→ Task requirements
When a line in the entries contains the word "creation", copy that line in full.

------------------------------------------------

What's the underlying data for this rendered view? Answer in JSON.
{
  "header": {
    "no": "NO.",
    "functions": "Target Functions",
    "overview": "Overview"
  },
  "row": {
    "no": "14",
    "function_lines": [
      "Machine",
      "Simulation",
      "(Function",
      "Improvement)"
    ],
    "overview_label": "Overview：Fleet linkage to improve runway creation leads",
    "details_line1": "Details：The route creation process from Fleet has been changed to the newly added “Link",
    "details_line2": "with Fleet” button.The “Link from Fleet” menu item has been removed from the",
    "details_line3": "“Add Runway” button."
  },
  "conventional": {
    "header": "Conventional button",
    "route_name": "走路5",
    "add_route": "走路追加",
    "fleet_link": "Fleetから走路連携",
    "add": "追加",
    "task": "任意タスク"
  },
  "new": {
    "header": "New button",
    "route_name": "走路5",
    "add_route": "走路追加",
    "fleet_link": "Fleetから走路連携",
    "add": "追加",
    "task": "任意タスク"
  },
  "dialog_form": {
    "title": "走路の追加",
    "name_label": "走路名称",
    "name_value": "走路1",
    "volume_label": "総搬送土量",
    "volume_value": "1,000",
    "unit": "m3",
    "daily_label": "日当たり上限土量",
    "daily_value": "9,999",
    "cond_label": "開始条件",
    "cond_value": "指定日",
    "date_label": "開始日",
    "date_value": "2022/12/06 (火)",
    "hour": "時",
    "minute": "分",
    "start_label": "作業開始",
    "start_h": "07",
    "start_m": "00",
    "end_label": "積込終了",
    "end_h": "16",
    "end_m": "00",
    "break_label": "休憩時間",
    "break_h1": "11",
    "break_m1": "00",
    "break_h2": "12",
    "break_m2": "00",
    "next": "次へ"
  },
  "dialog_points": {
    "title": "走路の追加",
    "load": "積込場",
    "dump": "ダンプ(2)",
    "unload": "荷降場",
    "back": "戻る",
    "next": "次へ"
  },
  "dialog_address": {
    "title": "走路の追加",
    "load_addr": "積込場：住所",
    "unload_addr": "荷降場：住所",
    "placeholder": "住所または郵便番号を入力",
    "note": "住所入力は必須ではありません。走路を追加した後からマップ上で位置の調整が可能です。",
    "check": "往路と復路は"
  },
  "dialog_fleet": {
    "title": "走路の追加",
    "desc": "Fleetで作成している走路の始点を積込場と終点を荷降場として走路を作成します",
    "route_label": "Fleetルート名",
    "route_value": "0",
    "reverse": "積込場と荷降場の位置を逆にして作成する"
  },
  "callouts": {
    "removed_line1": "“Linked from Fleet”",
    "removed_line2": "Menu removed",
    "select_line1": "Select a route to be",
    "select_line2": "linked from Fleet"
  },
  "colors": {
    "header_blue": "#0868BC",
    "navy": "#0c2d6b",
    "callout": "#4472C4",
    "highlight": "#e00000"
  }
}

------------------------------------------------

→ Solution to this problem
    "overview_label": "Overview：Fleet linkage to improve runway creation leads",
    "details_line1": "Details：The route creation process from Fleet has been changed to the newly added “Link",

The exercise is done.